▶ Task directions
Present the count of lines in the entries below that hold "button", and present nothing else.

——

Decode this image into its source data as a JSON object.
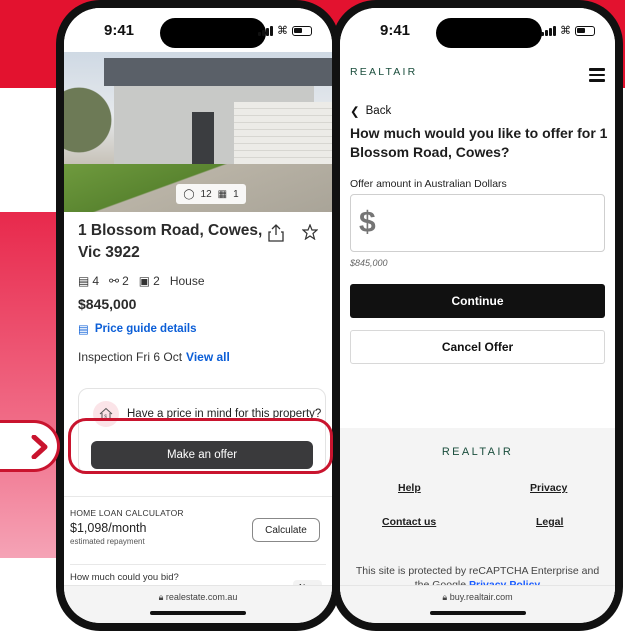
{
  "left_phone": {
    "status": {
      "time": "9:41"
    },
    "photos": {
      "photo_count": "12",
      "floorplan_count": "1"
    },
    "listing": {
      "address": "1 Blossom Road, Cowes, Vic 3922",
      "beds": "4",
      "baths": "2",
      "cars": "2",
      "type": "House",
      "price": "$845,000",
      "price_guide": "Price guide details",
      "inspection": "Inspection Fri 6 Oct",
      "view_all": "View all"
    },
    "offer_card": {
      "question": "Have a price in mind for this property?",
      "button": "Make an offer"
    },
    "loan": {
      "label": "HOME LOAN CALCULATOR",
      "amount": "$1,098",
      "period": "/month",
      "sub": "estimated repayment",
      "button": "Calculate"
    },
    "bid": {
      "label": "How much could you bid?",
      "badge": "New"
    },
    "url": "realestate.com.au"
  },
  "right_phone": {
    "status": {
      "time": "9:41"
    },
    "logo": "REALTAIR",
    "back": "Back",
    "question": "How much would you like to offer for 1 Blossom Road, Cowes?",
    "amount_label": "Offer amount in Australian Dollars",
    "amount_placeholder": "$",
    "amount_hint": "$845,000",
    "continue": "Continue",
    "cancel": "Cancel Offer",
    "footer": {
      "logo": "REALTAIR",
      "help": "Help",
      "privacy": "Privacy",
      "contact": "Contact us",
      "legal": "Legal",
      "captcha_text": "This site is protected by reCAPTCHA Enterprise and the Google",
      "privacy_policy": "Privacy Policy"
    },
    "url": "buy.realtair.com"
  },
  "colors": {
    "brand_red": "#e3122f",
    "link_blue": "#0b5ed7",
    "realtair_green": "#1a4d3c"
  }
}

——

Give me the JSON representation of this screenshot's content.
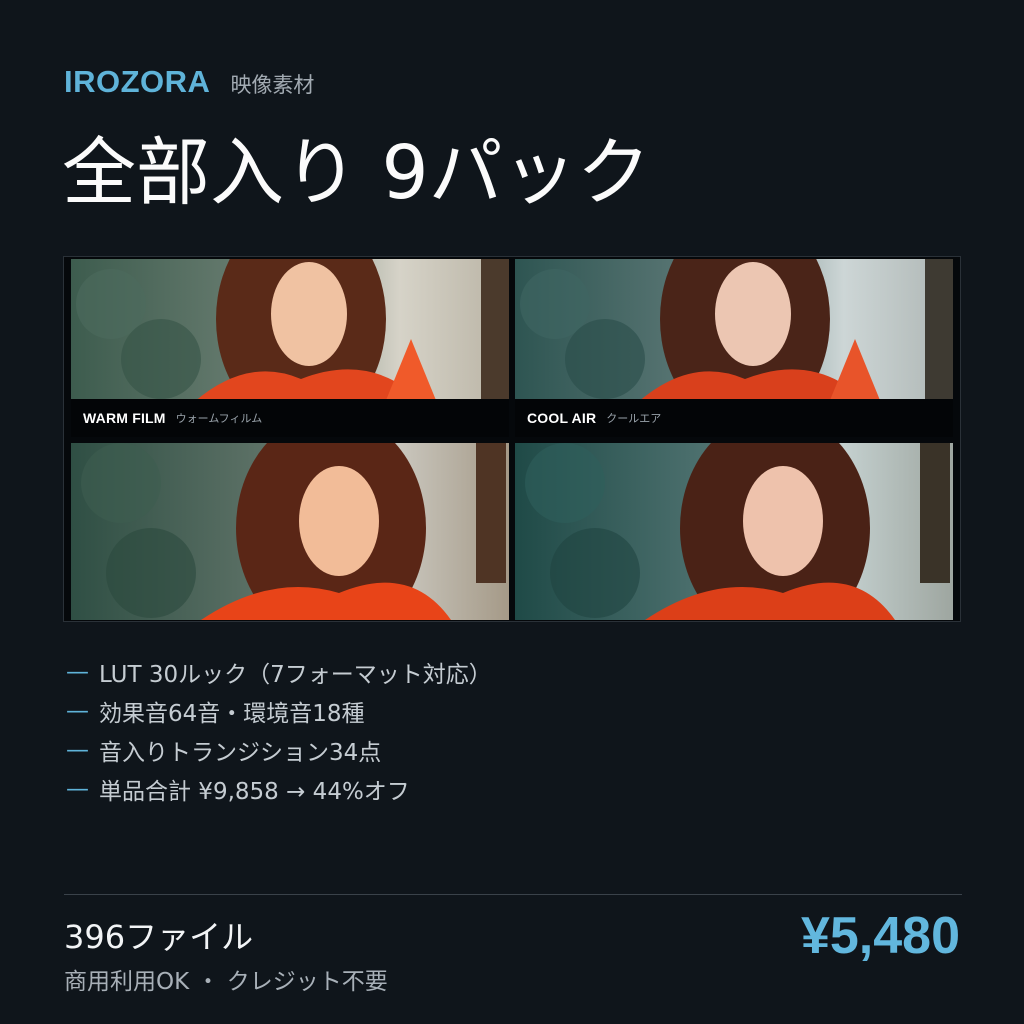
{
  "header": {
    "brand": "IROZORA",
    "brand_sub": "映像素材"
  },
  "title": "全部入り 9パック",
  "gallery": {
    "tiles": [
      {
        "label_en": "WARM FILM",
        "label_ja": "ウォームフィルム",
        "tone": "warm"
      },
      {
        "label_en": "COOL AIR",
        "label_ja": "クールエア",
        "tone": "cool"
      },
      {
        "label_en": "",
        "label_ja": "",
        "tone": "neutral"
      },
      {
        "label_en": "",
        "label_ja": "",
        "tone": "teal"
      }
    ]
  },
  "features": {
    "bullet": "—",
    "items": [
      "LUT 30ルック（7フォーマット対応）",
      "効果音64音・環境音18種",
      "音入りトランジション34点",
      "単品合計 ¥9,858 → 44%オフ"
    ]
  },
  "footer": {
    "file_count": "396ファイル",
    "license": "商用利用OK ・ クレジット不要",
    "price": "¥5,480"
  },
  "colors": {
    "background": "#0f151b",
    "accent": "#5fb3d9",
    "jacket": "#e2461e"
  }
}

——

▶ Response to the exercise
2